Abstract: The Skjækerdalen igneous complex is a synorogenic intrusion approximately 3-4 km long and 1-1.5 km wide situated in Gula Group metapelites of the Trondheim Nappe Complex in the central Norwegian Caledonides. The intrusion comprises quartz gabbro with a quartz diorite rim and a central brecciated core with gabbro fragments in a leucocratic dioritic and/or trondhjemitic matrix. Interstitial magmatic sulphides are present in some of the gabbro fragments in the brecciated core. Sixteen samples of low- to high-grade mineralization have been analysed for Ni, Cu, Co, Au and platinum group elements. Recalculated to 100% sulphide, average concentrations are: 7.6% Ni, 4.6% Cu, 0.3% Co, 634 ppb Au, 99 ppb Os, 68 ppb Ir, 167 ppb Ru, 90 ppb Rh, 120 ppb Pt and 171 ppb Pd. PGE concentrations in magmatic sulphides at Skjækerdalen are low in comparison with deposits of comparable Ni and Cu contents (e.g. Sudbury, Noril'sk). We propose that an early olivine-chromite cumulate formed during differentiation in a temporary magma chamber at deeper levels, which scavenged much of the PGE from the silicate magma. This was followed by segregation of Ni-Cu-rich, immiscible sulphide droplets that settled through magma which was now depleted in PGE. Further differentiation led to formation of a layered intrusion which graded upwards in to quartz gabbro and quartz diorite. With the exception of the inferred, solidified and 'immobile', olivine-chromite-PGM cumulate, the partly crystallized intrusion was remobilized through diapiric-like flow to higher levels as a consequence of syn-magmatic tectonic activity. This resulted in the present, 'reverse', configuration of rock types and preservation of the PGE-depleted Ni-Cu sulphides only in gabbro fragments in the central magmatic breccia.

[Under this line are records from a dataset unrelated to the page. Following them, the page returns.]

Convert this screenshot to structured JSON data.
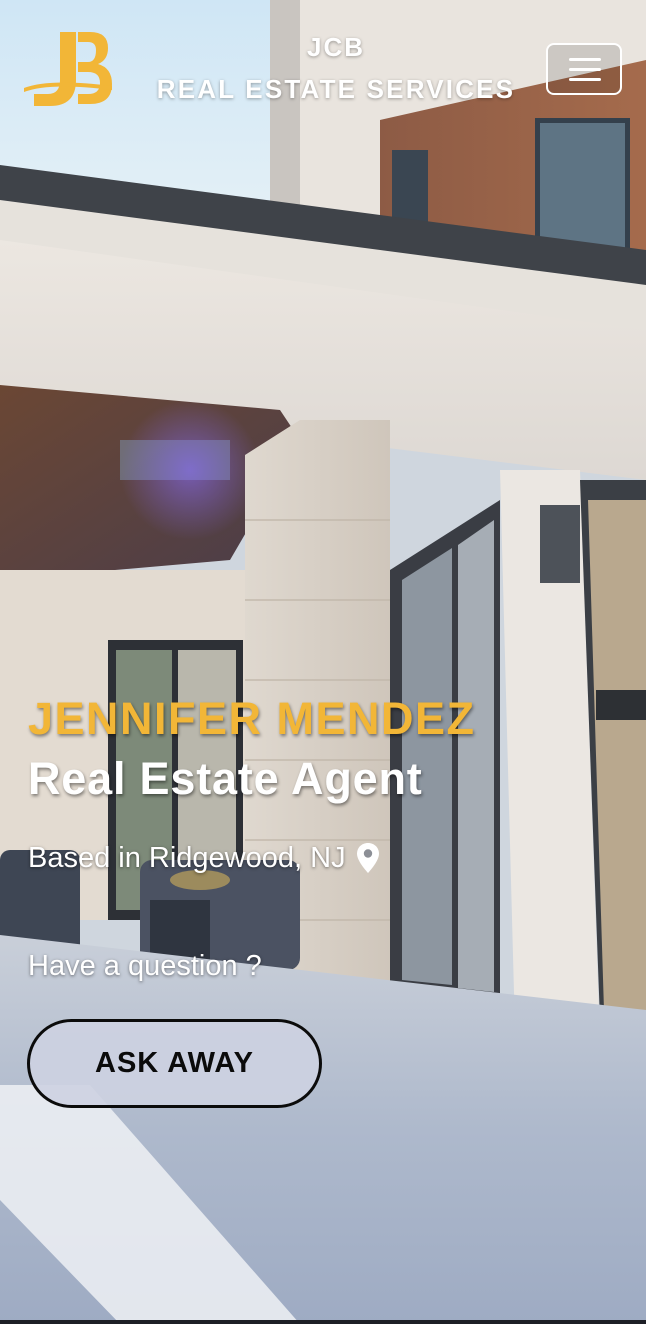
{
  "header": {
    "logo_icon": "jcb-monogram-logo",
    "brand_line1": "JCB",
    "brand_line2": "REAL ESTATE SERVICES",
    "menu_icon": "hamburger-menu-icon"
  },
  "hero": {
    "name": "JENNIFER MENDEZ",
    "title": "Real Estate Agent",
    "location": "Based in Ridgewood, NJ",
    "location_icon": "map-pin-icon",
    "question": "Have a question ?",
    "cta_label": "ASK AWAY"
  },
  "colors": {
    "accent_gold": "#f2b637",
    "text_white": "#ffffff",
    "button_text": "#0b0b0b"
  }
}
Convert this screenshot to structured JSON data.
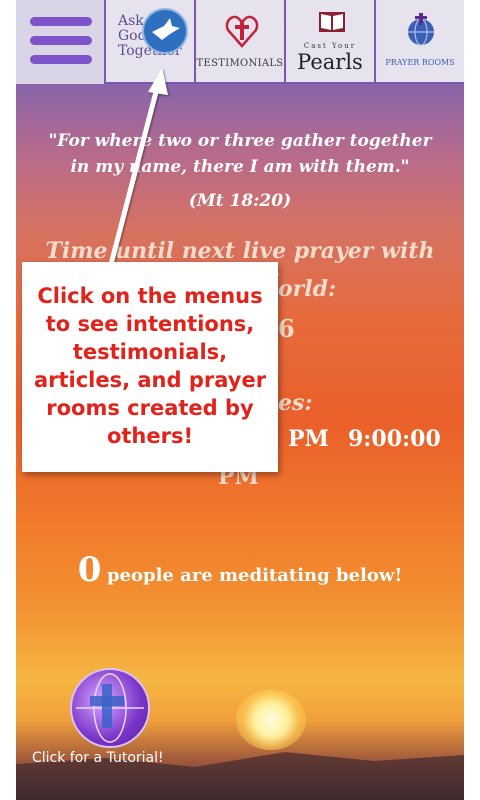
{
  "menu": {
    "ask_god_label_line1": "Ask",
    "ask_god_label_line2": "God",
    "ask_god_label_line3": "Together",
    "testimonials_label": "TESTIMONIALS",
    "pearls_small": "Cast Your",
    "pearls_large": "Pearls",
    "prayer_rooms_label": "PRAYER ROOMS"
  },
  "quote": {
    "text": "\"For where two or three gather together in my name, there I am with them.\"",
    "citation": "(Mt 18:20)"
  },
  "countdown": {
    "line1": "Time until next live prayer with others",
    "line2_partial": "orld:",
    "timer_partial": "6",
    "times_label_partial": "es:",
    "time_a_partial": "PM",
    "time_b": "9:00:00",
    "time_b_suffix": "PM"
  },
  "popup": {
    "text": "Click on the menus to see intentions, testimonials, articles, and prayer rooms created by others!"
  },
  "meditating": {
    "count": "0",
    "label": "people are meditating below!"
  },
  "tutorial": {
    "label": "Click for a Tutorial!"
  }
}
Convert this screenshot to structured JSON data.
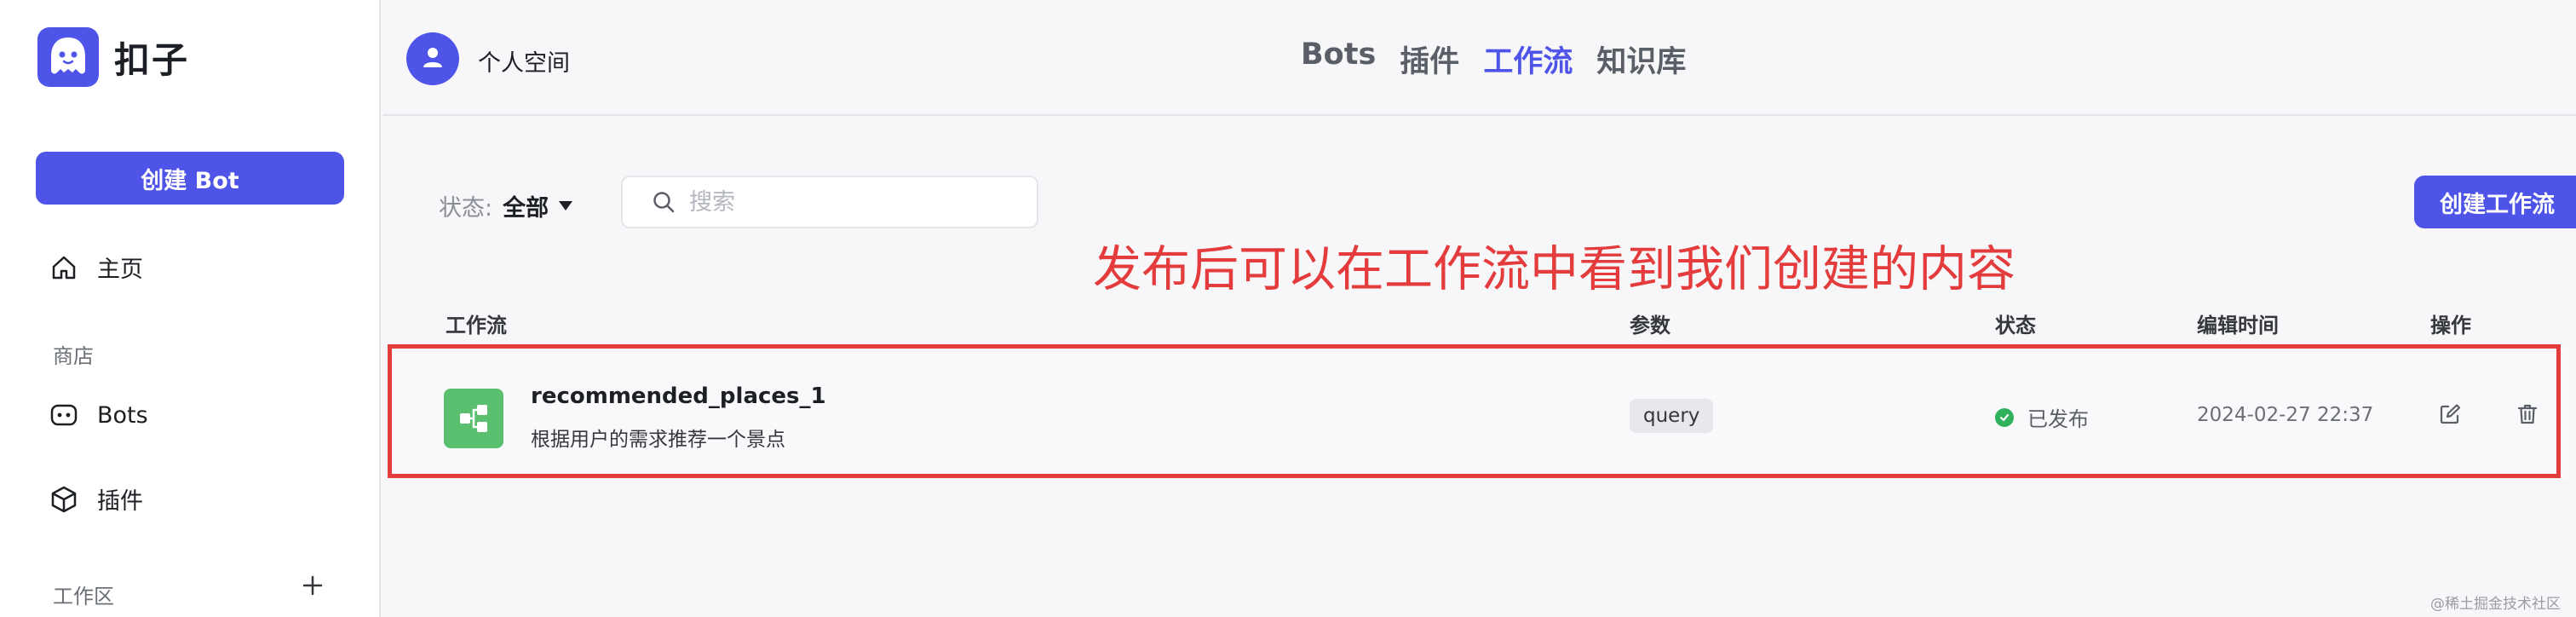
{
  "brand": {
    "name": "扣子"
  },
  "sidebar": {
    "create_bot_label": "创建 Bot",
    "home_label": "主页",
    "store_section": "商店",
    "bots_label": "Bots",
    "plugins_label": "插件",
    "workspace_section": "工作区"
  },
  "topbar": {
    "space_name": "个人空间",
    "tabs": [
      {
        "label": "Bots",
        "active": false
      },
      {
        "label": "插件",
        "active": false
      },
      {
        "label": "工作流",
        "active": true
      },
      {
        "label": "知识库",
        "active": false
      }
    ]
  },
  "toolbar": {
    "status_label": "状态:",
    "status_value": "全部",
    "search_placeholder": "搜索",
    "create_workflow_label": "创建工作流"
  },
  "annotation": "发布后可以在工作流中看到我们创建的内容",
  "table": {
    "headers": {
      "workflow": "工作流",
      "params": "参数",
      "status": "状态",
      "edit_time": "编辑时间",
      "actions": "操作"
    },
    "rows": [
      {
        "name": "recommended_places_1",
        "description": "根据用户的需求推荐一个景点",
        "param": "query",
        "status": "已发布",
        "edit_time": "2024-02-27 22:37"
      }
    ]
  },
  "watermark": "@稀土掘金技术社区",
  "colors": {
    "accent": "#4f54e8",
    "annotation": "#e43c3c",
    "published": "#2fb25b",
    "workflow_icon": "#5ac06f"
  },
  "icons": [
    "coze-logo-icon",
    "home-icon",
    "bot-icon",
    "cube-icon",
    "plus-icon",
    "user-icon",
    "search-icon",
    "workflow-icon",
    "check-icon",
    "edit-icon",
    "trash-icon"
  ]
}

Genesis of Ni-Cu sulphide ore at the Skiækerdalen intrusive complex, central Norway